Obviously, I don’t know the full details, but the issue to me seems that there is only so much blood you can squeeze from four series, a few albums, and the films, the most recent of which is 41 years old. Unless somebody has the rushes of series 1 ready to give to Peter Jackson, there’s not much you can do except clean them up, sell physical copies, and bung them up on streaming services. All of which Holly Gilliam seems to have done. And honestly, when you compare Python availability to the works of Peter Cook, Joyce Grenfell, and Spike Milligan (and the rest of the Goons), the Pythons come out so well. Trying to even source a Pete and Dud album these days is a frustrating affair — it’s all gone, and the loss of Network means that you’re not likely going to find Q on any shelves in HMV any time soon either.

The problem in the Python case isn’t availability; it’s that the potential audience has dwindled down to sad cases like me that desperately hoard YouTube VHS uploads of a live Sunday comedy show5. And maybe that isn’t enough for a Hollywood lifestyle anymore…but Neil never got that, did he?

  1. Well, okay, in my case, that was a little harder, as my parents wouldn’t have The Beatles or Bob Dylan in the house.
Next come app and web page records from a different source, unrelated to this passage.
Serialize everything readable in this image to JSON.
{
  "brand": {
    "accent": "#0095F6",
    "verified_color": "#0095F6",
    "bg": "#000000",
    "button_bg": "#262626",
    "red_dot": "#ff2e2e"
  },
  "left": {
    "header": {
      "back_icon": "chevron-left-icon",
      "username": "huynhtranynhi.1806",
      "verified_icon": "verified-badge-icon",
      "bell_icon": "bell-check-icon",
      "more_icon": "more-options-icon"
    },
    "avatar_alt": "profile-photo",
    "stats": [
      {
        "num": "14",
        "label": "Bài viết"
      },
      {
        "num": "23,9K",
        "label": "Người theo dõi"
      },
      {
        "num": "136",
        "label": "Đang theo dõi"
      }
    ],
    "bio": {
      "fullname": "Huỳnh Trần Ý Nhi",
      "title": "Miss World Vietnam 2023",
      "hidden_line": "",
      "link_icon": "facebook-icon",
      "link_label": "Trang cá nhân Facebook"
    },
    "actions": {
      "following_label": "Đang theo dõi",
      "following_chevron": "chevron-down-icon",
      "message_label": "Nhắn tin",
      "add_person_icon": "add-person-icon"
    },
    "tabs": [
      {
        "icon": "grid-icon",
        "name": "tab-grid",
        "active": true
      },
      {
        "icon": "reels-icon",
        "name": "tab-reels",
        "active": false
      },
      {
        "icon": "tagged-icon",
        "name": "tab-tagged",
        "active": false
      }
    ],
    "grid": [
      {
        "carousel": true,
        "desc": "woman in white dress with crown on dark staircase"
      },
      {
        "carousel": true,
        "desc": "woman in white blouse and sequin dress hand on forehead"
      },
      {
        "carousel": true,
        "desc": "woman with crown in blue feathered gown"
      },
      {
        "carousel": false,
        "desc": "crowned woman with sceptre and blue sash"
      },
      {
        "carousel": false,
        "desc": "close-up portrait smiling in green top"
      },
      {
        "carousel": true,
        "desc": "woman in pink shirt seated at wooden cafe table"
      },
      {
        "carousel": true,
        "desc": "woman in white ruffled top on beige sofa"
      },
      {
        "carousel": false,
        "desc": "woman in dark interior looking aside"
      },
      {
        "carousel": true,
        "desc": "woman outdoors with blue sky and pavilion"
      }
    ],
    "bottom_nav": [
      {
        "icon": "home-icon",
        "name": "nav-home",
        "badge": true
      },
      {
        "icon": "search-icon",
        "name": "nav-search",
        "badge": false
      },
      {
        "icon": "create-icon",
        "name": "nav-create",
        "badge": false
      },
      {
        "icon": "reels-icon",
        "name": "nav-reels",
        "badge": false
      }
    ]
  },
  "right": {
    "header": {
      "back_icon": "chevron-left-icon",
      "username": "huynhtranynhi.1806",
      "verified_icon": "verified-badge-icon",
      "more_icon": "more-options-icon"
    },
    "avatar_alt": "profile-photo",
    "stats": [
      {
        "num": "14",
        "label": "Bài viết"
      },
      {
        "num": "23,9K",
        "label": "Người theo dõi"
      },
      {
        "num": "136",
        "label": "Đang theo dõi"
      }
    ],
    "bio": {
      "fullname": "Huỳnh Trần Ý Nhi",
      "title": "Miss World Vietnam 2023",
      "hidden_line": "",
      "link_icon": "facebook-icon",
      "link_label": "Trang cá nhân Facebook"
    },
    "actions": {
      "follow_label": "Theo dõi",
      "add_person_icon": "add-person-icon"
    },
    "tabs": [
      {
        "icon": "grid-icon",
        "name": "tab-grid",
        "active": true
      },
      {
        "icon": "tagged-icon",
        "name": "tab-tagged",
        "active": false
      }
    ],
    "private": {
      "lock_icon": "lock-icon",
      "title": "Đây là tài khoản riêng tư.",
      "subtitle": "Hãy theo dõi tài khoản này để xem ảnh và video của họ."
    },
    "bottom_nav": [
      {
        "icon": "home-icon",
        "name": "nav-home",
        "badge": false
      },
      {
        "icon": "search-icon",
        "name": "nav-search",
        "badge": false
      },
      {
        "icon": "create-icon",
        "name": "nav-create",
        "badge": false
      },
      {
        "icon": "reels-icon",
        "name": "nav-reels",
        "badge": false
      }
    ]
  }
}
So it’s a terrible example in my particular case, but I think in general it’s a good point. As for me, you can substitute Hounds of Love above. ↩︎

  2. (I see what you did there — Ed.) ↩︎

  3. Yes, Network is no longer with us. But the boxset came out in 2019, so not connected with their troubles. ↩︎

  4. I know John Lloyd says that it’d take too much work to be worthwhile, and I can imagine clearing the library footage might be a mammoth task, but I can’t help feeling that the real problem is a combination of “oh my God, we made Pamela strip off that much?” and Atkinson still being pissed that she was there at all. I lost a lot of respect for him when I found out he didn’t rate her one bit… ↩︎

  5. This Morning With Richard Not Judy was a programme that should not have existed, and yet somehow managed to last for two entire series and eighteen episodes. Aaaaah. ↩︎